What you need to do: Keeping every line intact, print the records that follow.

Records provided:
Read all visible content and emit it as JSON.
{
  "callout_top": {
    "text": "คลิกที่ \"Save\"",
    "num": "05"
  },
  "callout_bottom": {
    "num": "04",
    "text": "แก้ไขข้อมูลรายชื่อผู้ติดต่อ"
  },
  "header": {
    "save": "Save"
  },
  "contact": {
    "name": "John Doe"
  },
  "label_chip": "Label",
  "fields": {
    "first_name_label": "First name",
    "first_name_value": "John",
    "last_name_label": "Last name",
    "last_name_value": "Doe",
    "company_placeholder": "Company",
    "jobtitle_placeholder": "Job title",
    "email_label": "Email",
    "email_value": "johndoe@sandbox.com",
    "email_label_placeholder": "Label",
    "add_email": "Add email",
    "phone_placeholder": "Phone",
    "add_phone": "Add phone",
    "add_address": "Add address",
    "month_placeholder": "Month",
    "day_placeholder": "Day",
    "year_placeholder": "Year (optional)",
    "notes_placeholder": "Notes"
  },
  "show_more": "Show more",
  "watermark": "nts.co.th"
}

Written solution:
Read all visible content and emit it as JSON.
{
  "callout_top": {
    "text": "คลิกที่ \"Save\"",
    "num": "05"
  },
  "callout_bottom": {
    "num": "04",
    "text": "แก้ไขข้อมูลรายชื่อผู้ติดต่อ"
  },
  "header": {
    "save": "Save"
  },
  "contact": {
    "name": "John Doe"
  },
  "label_chip": "Label",
  "fields": {
    "first_name_label": "First name",
    "first_name_value": "John",
    "last_name_label": "Last name",
    "last_name_value": "Doe",
    "company_placeholder": "Company",
    "jobtitle_placeholder": "Job title",
    "email_label": "Email",
    "email_value": "johndoe@sandbox.com",
    "email_label_placeholder": "Label",
    "add_email": "Add email",
    "phone_placeholder": "Phone",
    "add_phone": "Add phone",
    "add_address": "Add address",
    "month_placeholder": "Month",
    "day_placeholder": "Day",
    "year_placeholder": "Year (optional)",
    "notes_placeholder": "Notes"
  },
  "show_more": "Show more",
  "watermark": "nts.co.th"
}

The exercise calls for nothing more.